Work began in August, 2004, with the original estimated completion date February, 2006. But surprises loomed at every turn, the structure needed even more shoring up than originally thought, and plans were altered along the way. The building was finally ready for occupancy in mid-July, but final tweaking continued through August.
The first arts camp was held last month, the first wedding reception and class reunion came off with no major glitches, and several live performances have broken in the Birdsong Theatre. But the gala grand opening is set for September 30th, with a performance by Dionne Warwick. From there, the Center goes full speed ahead with a 55-performance season packed into the next eight months. And there’ll be lots of arts classes, parties, dances, exhibits and more. A beautifully appointed restaurant will open later this year on the first floor.
For a Suffolk High graduate like me, it’s a joy to see the old building brought back to life in such a glorious fashion. The auditorium where I graduated, where I attended so many assemblies, plays and performances—the stage where I first performed myself—has been transformed into the 500-seat Birdsong Theatre, with state of the art lighting and sound. The dank and dusty “old gym,” where classes long before mine played basketball and kids of my era had 7th grade phys ed, is now a grand ballroom, its entrance foyer enhanced by a mural depicting the city’s history, conceived and painted by a classmate of mine who’s now an artist himself, Chip Wilkinson.
The classrooms that hold so many memories—many not necessarily related to academics—have been restored and refinished, turned into galleries, music rooms, meeting rooms, dressing rooms, dance studios and the like. My 10th grade English classroom is now decked out like it would have been in the 1920s.
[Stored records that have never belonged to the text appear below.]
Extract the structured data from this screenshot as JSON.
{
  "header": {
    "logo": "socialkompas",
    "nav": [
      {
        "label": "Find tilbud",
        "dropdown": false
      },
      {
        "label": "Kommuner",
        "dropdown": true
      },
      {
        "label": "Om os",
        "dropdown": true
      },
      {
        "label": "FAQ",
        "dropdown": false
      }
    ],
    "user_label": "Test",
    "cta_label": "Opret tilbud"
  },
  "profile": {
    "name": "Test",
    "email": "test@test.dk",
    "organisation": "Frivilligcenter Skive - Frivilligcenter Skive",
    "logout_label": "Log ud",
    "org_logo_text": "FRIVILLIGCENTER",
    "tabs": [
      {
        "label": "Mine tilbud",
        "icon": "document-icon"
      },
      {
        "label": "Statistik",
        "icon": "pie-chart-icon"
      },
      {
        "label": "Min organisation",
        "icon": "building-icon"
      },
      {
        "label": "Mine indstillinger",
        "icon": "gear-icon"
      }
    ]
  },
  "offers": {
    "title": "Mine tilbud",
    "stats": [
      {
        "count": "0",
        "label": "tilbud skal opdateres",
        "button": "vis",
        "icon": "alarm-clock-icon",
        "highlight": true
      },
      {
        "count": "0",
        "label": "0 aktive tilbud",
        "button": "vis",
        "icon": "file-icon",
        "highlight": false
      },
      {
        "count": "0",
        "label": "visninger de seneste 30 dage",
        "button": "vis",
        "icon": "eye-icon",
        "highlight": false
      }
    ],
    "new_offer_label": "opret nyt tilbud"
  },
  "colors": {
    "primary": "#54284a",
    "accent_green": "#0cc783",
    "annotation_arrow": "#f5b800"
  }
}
The front steps, once a focal point of student life, now have the names of educators from throughout the city and county inscribed on their risers. The interior stairways and hallways look more or less the same, but brighter, crisper and more vibrant, alive again with the sounds of activity. There’s a magnificent fountain out front where I once ran a spray-painted “We’re #1” flag up the old flagpole after we won the state basketball championship.
I asked Michael Bollinger what prompted him to leave a solid, steady job that he obviously enjoyed and move halfway across the country to take the reins of a new, unproven operation.
“I always fancied myself like the underdog,” he replied. “When I was playing army, I liked to be on the south, not because of the slavery thing, but because no one else wanted to be on that team. My theater at the lake—here I was, this middle class boy hocking as much as he could and taking a calculated risk knowing he’s got to start paying the payroll, which it barely did. And then taking over the Lyceum Theatre which was out in the middle of oinking nowhere, I always felt like that was kinda the underdog.
“The Suffolk Center is definitely not the underdog in terms of the building. This is a $20 million project; it’s a nice facility. However, I seriously had somebody ask me this several months ago: ‘You guys still have well water down there, don’t ya?’ So it’s sorta looked at like it’s way far away and kinda backwards; and we don’t have a track record for any of the arts like Norfolk does. So in that way, maybe we are the underdog. That was my reason for taking the job.”
And how does Betsy Brothers feel now that her dream is a reality?
“We worked with the architect so much,” she said, “but that still doesn’t prepare you. I think it’s more beautiful than most of us expected.”
Does she have any more preservation projects up her sleeve?
“I’m ready to go to the senior center and the pottery studio,” she laughed. “I think I’m gonna have my first martini ever at the bar when it opens!”
copyright © 2006 Jim Newsom. All Rights Reserved.